The flu vaccine is often commonplace; however, influenza causes many deaths each year. If you are over 65 or have some chronic diseases, you can benefit from the free vaccine, better protection against infection. For others, especially children, the usefulness of vaccination remains debated. Vaccination needs to renewed every year because the virus is constantly changing its shape.
Influenza in the Elderly
Influenza seniors Far from being a mild illness, the consequences of the flu are dramatic for the elderly or fragile. Almost all (90%) of the deaths related to influenza are for people over 65 years of age. Free vaccination for seniors and the most fragile remains the best means of protection against this virus. Be careful; it is effective only after 10 to 15 days, so do not delay to get vaccinated from the initiated campaign.
Influenza in children
Regarding influenza in the epidemic case, one in three children is affected by the flu, compared to one in ten adults. But the slightly different symptoms and the shorter duration of infection in the younger makes the diagnosis less obvious. Treatment involves rest, adequate hydration, and fever reduction based mostly on paracetamol and ibuprofen. Beyond the risks of complications, the younger ones also play an essential role in the spread of the virus. Their vaccination is the subject of recurrent debates.
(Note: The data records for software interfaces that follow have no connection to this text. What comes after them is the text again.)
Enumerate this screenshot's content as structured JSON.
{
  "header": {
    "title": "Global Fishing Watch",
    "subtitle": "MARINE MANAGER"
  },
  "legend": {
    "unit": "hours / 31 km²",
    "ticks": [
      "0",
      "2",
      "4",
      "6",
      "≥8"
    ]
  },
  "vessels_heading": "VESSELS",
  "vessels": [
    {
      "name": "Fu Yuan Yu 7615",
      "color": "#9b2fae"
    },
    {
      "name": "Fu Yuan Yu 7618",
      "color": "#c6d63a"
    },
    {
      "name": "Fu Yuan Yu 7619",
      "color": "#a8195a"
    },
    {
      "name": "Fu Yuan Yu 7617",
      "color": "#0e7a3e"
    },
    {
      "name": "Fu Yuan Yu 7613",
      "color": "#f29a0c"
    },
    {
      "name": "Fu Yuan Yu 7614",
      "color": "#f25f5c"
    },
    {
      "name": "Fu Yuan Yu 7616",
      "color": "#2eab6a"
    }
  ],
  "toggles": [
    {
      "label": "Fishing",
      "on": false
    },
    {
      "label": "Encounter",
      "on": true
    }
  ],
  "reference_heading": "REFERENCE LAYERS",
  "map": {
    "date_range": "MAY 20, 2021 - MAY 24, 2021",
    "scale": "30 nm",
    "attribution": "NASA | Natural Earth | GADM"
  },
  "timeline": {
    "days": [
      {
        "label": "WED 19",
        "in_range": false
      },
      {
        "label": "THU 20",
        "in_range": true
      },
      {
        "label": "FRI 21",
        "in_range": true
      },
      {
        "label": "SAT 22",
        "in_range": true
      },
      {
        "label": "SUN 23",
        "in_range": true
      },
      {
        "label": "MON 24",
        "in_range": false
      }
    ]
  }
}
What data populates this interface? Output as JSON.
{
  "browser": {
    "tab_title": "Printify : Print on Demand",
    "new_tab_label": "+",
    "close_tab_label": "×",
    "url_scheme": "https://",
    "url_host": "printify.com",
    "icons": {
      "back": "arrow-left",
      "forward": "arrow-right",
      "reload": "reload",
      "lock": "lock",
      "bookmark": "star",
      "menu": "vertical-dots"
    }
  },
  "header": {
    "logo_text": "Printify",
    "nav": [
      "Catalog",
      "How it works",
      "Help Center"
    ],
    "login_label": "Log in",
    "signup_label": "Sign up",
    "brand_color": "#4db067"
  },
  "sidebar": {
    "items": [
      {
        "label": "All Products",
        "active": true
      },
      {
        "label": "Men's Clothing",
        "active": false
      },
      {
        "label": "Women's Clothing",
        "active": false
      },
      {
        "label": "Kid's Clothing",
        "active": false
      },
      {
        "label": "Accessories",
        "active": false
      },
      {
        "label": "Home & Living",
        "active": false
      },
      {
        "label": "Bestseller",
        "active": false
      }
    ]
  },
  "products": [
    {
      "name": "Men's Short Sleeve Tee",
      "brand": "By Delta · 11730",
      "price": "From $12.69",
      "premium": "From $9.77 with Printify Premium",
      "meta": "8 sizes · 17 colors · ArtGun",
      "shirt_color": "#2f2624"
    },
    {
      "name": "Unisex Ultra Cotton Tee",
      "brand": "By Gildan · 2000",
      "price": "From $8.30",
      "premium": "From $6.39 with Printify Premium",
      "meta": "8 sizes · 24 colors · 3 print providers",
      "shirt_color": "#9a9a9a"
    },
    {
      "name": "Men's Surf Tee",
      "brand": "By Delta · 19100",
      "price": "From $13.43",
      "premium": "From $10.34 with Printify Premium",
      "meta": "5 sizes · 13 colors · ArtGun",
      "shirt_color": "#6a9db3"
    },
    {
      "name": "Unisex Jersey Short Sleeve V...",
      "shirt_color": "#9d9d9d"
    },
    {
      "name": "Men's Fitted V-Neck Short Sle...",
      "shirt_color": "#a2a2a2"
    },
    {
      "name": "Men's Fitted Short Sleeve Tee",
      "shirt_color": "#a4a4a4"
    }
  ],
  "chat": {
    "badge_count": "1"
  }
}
Influenza in Pregnant women
Pregnancy flu Pregnant women are among those vulnerable to the influenza virus, as are the elderly and young children. Pregnancy would increase the risk of severe complications in the event of infection with the influenza virus. They benefit from the free vaccine, which is prescribed by a doctor, a gynecologist, or a midwife as early as October.
Influenza A (H1N1 virus)
Influenza A In 2009, influenza An epidemic is spreading globally and mobilizing the World Health Organization. In France, the management of this “crisis” remains particularly controversial: massive stocking of antivirals whose effectiveness remains disputed, mass vaccination via dedicated centers, inadequate communication. Doctissimo is back on this epidemic and tells you everything about the H1N1 virus.
Avian flu Propagated by migratory birds, the avian flu virus created a psychosis in 2006, evoking the risk of the influenza pandemic. Since then, bird flu has returned periodically without raising any concerns except among breeders, with the dangers of a rapid and deadly spread from animal to human being small. Massify provides an update on avian influenza, its dangers, or the absence of risk related to the consumption of poultry.